We may also note here the use of the art. with the nom. in forms of address, as in Luke 18:11 ὁ θεός : see Blass Gr. p. 86 f., and Wackernagel Anredeformen pp. 7 ff., 11 ff., where reference is made to the common formula on Christian gravestones—ὁ θεός, ἀνάπαυσον.

(12) The common articular infin. with a preposition (e.g. P Oxy I. 69.15 (A.D. 190) εἰς τὸ καὶ ἐμαὶ (l. ἐμὲ) δύνασθαι τὴν κριθὴν ἀπολαβεῖν, ";so that I may be able to recover the barley"; ) need only be referred to here in order to point out that the art. is sometimes omitted in the papyri in the case of family or business accounts, as when provision is made for so much—εἰς πεῖν (BGU II. 34ii. 7—A.D. 223). Nothing answering to this is found in the NT, another proof of the general ";correctness"; of its articular usage (Proleg. p. 81).

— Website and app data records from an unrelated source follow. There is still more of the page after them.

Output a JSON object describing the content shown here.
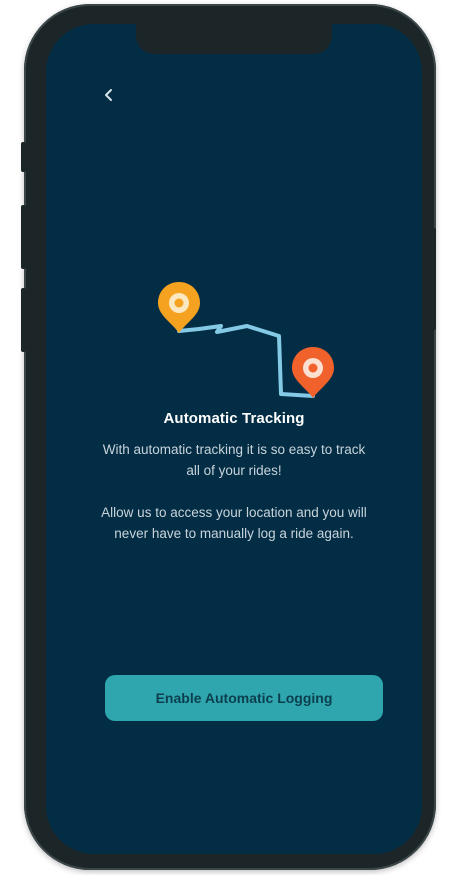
{
  "onboarding": {
    "title": "Automatic Tracking",
    "description_1": "With automatic tracking it is so easy to track all of your rides!",
    "description_2": "Allow us to access your location and you will never have to manually log a ride again.",
    "cta_label": "Enable Automatic Logging"
  },
  "icons": {
    "back": "chevron-left-icon",
    "start_pin": "map-pin-icon",
    "end_pin": "map-pin-icon"
  },
  "colors": {
    "background": "#032d45",
    "start_pin": "#f4a21f",
    "end_pin": "#f0612b",
    "route": "#84c9e6",
    "button": "#2fa6ad",
    "button_text": "#0b3f4f",
    "title": "#ffffff",
    "body_text": "#c8d3da"
  }
}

Τοῦ c. inf. (a gen. of reference, Brugmann) occurs in inscrr., e.g. C. and B. ii. p. 608, No. 497.7 τοῦ καὶ τοὺς ἄλλους. . . πειρᾶσ [θαι. . . ]γαθοῦ τινος παραιτίους ἔσ ]εσθ [αι ? τῷ δήμῳ. With 2 Corinthians 1:8 we may perhaps compare the ablatival usage in the Lycaonian inscr. cited s.v. διχοτομέωτῷ διχοτομήσαντί με τοῦ πολοέτιον ζῆν. See further Evans CQ xv. (1921), p. 26 ff.

Other exx. will be found in Eakin’s paper on ";The Greek Article in First and Second Century Papyri"; in AJP xxxvii. (1916), p. 333 ff., to which we are much indebted, and in the exhaustive study by F. VÖlker on ";Der Artikel"; (Münster, 1903) in the Beilage zu dem Jahresberichte über das Realgymnasium zu Münster i. W. fur das Schuljahr 1902.


The Vocabulary of the Greek New Testament.
Copyright © 1914, 1929, 1930 by James Hope Moulton and George Milligan. Hodder and Stoughton, London.
Derivative Copyright © 2015 by Allan Loder.
List of Word Forms
Ναρκισσου Ναρκίσσου Narkissou Narkíssou
adsFree icon
Ads FreeProfile